▶ _What to do_: Every record that follows must be returned word for word.

________

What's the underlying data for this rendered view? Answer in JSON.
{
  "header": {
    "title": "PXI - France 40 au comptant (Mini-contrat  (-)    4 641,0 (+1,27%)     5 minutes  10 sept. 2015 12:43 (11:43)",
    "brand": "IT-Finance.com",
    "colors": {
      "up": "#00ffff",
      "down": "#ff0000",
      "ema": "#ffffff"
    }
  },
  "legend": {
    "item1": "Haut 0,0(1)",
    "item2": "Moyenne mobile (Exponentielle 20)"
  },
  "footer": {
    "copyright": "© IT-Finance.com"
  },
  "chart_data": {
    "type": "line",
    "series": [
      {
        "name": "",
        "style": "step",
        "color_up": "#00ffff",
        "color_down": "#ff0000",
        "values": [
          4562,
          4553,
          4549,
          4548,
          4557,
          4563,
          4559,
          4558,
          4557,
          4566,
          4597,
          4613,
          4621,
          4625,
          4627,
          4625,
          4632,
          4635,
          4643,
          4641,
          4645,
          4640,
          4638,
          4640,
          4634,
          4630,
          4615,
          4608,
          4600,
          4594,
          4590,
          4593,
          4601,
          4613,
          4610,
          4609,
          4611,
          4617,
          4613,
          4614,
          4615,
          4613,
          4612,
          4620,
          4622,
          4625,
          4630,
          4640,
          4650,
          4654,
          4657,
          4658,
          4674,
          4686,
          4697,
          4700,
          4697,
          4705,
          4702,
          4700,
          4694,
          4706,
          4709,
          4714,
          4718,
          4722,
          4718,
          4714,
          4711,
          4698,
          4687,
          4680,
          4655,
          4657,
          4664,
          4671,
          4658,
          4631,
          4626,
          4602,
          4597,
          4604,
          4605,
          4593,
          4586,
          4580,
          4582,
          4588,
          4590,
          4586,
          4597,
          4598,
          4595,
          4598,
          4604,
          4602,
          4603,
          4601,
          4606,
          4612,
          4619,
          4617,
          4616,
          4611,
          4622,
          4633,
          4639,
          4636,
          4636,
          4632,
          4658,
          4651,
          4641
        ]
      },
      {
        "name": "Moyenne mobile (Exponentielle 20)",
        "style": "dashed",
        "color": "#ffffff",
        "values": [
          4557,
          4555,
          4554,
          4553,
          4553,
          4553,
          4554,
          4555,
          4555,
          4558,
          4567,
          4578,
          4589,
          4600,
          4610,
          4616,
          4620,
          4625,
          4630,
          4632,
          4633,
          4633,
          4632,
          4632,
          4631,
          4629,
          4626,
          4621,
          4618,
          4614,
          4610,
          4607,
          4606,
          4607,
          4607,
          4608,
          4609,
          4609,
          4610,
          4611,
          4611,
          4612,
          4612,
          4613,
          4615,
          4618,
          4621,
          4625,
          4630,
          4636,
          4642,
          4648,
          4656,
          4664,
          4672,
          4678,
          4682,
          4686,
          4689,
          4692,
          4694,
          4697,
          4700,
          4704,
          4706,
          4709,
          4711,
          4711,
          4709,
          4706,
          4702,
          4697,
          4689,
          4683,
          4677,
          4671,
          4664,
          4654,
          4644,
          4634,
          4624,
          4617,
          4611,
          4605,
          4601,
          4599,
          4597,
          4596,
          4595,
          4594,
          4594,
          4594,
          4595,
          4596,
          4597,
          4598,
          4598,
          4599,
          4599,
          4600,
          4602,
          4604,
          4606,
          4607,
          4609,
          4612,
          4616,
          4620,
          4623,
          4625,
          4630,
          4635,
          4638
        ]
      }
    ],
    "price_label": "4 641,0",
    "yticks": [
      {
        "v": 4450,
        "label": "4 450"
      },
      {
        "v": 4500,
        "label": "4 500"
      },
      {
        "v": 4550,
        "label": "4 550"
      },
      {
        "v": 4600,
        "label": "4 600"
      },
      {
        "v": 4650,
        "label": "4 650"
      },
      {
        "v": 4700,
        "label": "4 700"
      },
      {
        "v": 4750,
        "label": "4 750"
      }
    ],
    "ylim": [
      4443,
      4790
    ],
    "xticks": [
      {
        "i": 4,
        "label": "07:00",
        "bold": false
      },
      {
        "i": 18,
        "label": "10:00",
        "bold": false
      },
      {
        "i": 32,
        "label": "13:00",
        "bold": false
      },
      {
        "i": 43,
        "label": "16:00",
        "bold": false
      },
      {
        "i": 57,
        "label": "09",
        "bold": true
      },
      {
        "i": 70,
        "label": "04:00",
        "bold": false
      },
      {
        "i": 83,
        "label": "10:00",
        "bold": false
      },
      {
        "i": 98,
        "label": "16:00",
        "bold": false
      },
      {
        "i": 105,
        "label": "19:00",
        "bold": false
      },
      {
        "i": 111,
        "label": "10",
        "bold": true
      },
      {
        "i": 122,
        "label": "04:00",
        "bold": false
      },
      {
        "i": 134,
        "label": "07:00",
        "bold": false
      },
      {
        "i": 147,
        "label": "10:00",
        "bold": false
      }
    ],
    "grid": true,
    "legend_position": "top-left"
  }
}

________

▶ _Task result_:
What's the underlying data for this rendered view? Answer in JSON.
{
  "header": {
    "title": "PXI - France 40 au comptant (Mini-contrat  (-)    4 641,0 (+1,27%)     5 minutes  10 sept. 2015 12:43 (11:43)",
    "brand": "IT-Finance.com",
    "colors": {
      "up": "#00ffff",
      "down": "#ff0000",
      "ema": "#ffffff"
    }
  },
  "legend": {
    "item1": "Haut 0,0(1)",
    "item2": "Moyenne mobile (Exponentielle 20)"
  },
  "footer": {
    "copyright": "© IT-Finance.com"
  },
  "chart_data": {
    "type": "line",
    "series": [
      {
        "name": "",
        "style": "step",
        "color_up": "#00ffff",
        "color_down": "#ff0000",
        "values": [
          4562,
          4553,
          4549,
          4548,
          4557,
          4563,
          4559,
          4558,
          4557,
          4566,
          4597,
          4613,
          4621,
          4625,
          4627,
          4625,
          4632,
          4635,
          4643,
          4641,
          4645,
          4640,
          4638,
          4640,
          4634,
          4630,
          4615,
          4608,
          4600,
          4594,
          4590,
          4593,
          4601,
          4613,
          4610,
          4609,
          4611,
          4617,
          4613,
          4614,
          4615,
          4613,
          4612,
          4620,
          4622,
          4625,
          4630,
          4640,
          4650,
          4654,
          4657,
          4658,
          4674,
          4686,
          4697,
          4700,
          4697,
          4705,
          4702,
          4700,
          4694,
          4706,
          4709,
          4714,
          4718,
          4722,
          4718,
          4714,
          4711,
          4698,
          4687,
          4680,
          4655,
          4657,
          4664,
          4671,
          4658,
          4631,
          4626,
          4602,
          4597,
          4604,
          4605,
          4593,
          4586,
          4580,
          4582,
          4588,
          4590,
          4586,
          4597,
          4598,
          4595,
          4598,
          4604,
          4602,
          4603,
          4601,
          4606,
          4612,
          4619,
          4617,
          4616,
          4611,
          4622,
          4633,
          4639,
          4636,
          4636,
          4632,
          4658,
          4651,
          4641
        ]
      },
      {
        "name": "Moyenne mobile (Exponentielle 20)",
        "style": "dashed",
        "color": "#ffffff",
        "values": [
          4557,
          4555,
          4554,
          4553,
          4553,
          4553,
          4554,
          4555,
          4555,
          4558,
          4567,
          4578,
          4589,
          4600,
          4610,
          4616,
          4620,
          4625,
          4630,
          4632,
          4633,
          4633,
          4632,
          4632,
          4631,
          4629,
          4626,
          4621,
          4618,
          4614,
          4610,
          4607,
          4606,
          4607,
          4607,
          4608,
          4609,
          4609,
          4610,
          4611,
          4611,
          4612,
          4612,
          4613,
          4615,
          4618,
          4621,
          4625,
          4630,
          4636,
          4642,
          4648,
          4656,
          4664,
          4672,
          4678,
          4682,
          4686,
          4689,
          4692,
          4694,
          4697,
          4700,
          4704,
          4706,
          4709,
          4711,
          4711,
          4709,
          4706,
          4702,
          4697,
          4689,
          4683,
          4677,
          4671,
          4664,
          4654,
          4644,
          4634,
          4624,
          4617,
          4611,
          4605,
          4601,
          4599,
          4597,
          4596,
          4595,
          4594,
          4594,
          4594,
          4595,
          4596,
          4597,
          4598,
          4598,
          4599,
          4599,
          4600,
          4602,
          4604,
          4606,
          4607,
          4609,
          4612,
          4616,
          4620,
          4623,
          4625,
          4630,
          4635,
          4638
        ]
      }
    ],
    "price_label": "4 641,0",
    "yticks": [
      {
        "v": 4450,
        "label": "4 450"
      },
      {
        "v": 4500,
        "label": "4 500"
      },
      {
        "v": 4550,
        "label": "4 550"
      },
      {
        "v": 4600,
        "label": "4 600"
      },
      {
        "v": 4650,
        "label": "4 650"
      },
      {
        "v": 4700,
        "label": "4 700"
      },
      {
        "v": 4750,
        "label": "4 750"
      }
    ],
    "ylim": [
      4443,
      4790
    ],
    "xticks": [
      {
        "i": 4,
        "label": "07:00",
        "bold": false
      },
      {
        "i": 18,
        "label": "10:00",
        "bold": false
      },
      {
        "i": 32,
        "label": "13:00",
        "bold": false
      },
      {
        "i": 43,
        "label": "16:00",
        "bold": false
      },
      {
        "i": 57,
        "label": "09",
        "bold": true
      },
      {
        "i": 70,
        "label": "04:00",
        "bold": false
      },
      {
        "i": 83,
        "label": "10:00",
        "bold": false
      },
      {
        "i": 98,
        "label": "16:00",
        "bold": false
      },
      {
        "i": 105,
        "label": "19:00",
        "bold": false
      },
      {
        "i": 111,
        "label": "10",
        "bold": true
      },
      {
        "i": 122,
        "label": "04:00",
        "bold": false
      },
      {
        "i": 134,
        "label": "07:00",
        "bold": false
      },
      {
        "i": 147,
        "label": "10:00",
        "bold": false
      }
    ],
    "grid": true,
    "legend_position": "top-left"
  }
}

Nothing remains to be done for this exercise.